▶

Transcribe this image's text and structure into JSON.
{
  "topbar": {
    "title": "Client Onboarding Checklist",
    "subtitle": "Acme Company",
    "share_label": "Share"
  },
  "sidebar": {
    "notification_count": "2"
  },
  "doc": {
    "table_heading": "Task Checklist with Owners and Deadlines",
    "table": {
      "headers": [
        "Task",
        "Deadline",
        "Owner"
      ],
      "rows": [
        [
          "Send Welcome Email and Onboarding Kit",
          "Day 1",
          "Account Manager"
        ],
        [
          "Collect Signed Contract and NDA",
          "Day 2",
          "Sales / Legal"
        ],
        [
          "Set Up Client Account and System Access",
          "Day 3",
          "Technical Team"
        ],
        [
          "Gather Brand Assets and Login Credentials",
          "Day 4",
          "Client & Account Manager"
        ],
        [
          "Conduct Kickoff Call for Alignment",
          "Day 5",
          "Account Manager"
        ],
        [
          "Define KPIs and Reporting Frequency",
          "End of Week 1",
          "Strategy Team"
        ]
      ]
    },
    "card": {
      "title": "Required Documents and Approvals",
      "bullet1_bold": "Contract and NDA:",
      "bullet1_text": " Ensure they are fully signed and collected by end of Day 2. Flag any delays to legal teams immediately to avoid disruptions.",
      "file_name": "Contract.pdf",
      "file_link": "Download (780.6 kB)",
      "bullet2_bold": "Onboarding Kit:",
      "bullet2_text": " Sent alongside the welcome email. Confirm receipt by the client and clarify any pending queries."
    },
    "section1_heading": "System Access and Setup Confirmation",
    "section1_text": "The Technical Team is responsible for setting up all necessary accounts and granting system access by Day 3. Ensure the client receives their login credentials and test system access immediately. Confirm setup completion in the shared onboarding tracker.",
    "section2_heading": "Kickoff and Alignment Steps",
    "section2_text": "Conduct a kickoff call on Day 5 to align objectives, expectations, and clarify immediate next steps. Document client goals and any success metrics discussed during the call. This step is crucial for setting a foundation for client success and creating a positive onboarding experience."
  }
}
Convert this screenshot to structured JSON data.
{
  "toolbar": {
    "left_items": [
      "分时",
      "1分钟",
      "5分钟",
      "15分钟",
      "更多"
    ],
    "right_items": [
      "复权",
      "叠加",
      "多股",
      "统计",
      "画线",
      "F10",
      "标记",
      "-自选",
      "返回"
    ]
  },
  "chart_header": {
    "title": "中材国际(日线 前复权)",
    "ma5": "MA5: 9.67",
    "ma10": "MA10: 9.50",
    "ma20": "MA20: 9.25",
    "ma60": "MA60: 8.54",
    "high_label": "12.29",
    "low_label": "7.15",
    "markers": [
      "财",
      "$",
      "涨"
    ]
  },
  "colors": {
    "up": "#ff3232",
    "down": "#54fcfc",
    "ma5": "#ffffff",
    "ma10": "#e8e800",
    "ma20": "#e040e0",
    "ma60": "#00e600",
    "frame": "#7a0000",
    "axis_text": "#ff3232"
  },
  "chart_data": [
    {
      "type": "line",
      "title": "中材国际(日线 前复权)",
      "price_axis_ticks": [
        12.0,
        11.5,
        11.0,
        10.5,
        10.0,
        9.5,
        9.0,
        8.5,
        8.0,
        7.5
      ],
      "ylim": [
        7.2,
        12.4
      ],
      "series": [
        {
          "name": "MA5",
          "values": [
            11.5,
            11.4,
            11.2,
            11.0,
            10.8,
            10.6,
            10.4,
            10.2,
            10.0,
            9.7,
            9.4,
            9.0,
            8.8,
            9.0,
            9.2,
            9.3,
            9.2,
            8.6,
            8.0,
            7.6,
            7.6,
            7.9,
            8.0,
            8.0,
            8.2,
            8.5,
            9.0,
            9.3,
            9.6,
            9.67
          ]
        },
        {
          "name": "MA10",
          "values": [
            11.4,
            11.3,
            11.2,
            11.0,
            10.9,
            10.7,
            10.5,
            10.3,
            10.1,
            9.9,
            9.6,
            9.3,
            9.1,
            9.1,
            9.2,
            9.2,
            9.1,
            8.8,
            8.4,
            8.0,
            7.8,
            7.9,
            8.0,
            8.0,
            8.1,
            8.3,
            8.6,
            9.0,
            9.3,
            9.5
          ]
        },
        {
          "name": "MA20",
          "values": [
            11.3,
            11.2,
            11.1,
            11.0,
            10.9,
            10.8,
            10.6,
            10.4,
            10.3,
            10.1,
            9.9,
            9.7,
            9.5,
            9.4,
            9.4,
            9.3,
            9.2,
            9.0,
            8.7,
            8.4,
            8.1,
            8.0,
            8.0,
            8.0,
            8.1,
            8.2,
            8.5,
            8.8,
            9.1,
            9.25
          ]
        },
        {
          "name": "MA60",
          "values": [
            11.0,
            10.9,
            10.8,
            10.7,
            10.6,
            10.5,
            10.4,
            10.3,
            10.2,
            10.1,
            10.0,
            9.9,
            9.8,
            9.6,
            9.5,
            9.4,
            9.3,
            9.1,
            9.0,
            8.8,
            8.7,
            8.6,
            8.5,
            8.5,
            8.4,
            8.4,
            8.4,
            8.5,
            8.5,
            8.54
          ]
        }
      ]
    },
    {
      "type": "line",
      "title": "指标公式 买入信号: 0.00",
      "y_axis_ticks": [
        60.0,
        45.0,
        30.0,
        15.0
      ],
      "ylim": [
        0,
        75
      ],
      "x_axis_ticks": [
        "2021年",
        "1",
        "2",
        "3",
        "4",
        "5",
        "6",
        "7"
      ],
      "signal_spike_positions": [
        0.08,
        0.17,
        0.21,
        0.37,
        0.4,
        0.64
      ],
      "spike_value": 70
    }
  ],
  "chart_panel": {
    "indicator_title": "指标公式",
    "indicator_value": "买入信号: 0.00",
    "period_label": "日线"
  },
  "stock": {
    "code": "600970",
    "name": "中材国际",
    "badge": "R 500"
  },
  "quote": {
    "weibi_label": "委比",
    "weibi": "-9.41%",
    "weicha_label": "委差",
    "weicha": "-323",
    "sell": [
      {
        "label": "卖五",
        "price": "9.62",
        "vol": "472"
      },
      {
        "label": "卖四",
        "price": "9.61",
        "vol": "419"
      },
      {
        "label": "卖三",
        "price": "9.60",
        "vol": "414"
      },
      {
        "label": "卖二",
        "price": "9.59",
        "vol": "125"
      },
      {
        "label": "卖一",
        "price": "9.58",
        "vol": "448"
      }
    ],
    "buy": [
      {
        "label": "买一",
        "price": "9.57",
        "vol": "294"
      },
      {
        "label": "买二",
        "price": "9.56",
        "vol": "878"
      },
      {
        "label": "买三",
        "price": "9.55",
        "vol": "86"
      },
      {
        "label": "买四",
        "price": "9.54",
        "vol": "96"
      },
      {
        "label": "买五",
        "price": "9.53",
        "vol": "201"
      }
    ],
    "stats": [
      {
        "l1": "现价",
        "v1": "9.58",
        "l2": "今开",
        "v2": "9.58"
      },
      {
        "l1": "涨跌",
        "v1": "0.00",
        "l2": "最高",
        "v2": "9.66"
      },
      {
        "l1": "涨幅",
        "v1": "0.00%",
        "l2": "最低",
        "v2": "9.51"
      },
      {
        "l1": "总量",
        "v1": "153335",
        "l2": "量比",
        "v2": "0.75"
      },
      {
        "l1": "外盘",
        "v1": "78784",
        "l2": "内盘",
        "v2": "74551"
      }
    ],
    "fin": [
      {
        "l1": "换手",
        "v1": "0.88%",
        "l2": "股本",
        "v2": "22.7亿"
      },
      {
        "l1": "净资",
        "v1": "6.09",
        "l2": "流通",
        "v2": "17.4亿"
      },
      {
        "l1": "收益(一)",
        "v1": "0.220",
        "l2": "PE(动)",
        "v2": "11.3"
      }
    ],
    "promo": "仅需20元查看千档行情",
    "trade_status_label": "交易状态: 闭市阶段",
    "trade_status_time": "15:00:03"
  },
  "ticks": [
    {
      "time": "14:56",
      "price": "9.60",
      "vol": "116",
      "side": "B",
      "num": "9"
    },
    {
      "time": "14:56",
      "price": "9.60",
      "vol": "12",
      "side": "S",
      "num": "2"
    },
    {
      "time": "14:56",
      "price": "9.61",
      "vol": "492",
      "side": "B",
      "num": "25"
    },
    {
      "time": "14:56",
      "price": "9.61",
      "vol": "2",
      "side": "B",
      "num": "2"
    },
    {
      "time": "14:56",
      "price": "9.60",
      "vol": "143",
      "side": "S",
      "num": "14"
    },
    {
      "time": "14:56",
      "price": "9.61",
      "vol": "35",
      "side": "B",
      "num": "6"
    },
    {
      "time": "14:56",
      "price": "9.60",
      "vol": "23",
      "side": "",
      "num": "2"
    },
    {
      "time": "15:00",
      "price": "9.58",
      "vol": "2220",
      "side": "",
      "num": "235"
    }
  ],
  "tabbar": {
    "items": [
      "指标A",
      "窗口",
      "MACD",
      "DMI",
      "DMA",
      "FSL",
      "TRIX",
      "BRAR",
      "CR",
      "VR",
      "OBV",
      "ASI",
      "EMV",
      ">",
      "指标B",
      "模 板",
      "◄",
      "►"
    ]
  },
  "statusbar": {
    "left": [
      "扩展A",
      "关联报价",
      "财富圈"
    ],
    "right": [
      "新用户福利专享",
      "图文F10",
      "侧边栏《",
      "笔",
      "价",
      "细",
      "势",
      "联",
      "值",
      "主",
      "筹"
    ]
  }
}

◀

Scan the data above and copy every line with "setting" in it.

    "section1_text": "The Technical Team is responsible for setting up all necessary accounts and granting system access by Day 3. Ensure the client receives their login credentials and test system access immediately. Confirm setup completion in the shared onboarding tracker.",
    "section2_text": "Conduct a kickoff call on Day 5 to align objectives, expectations, and clarify immediate next steps. Document client goals and any success metrics discussed during the call. This step is crucial for setting a foundation for client success and creating a positive onboarding experience."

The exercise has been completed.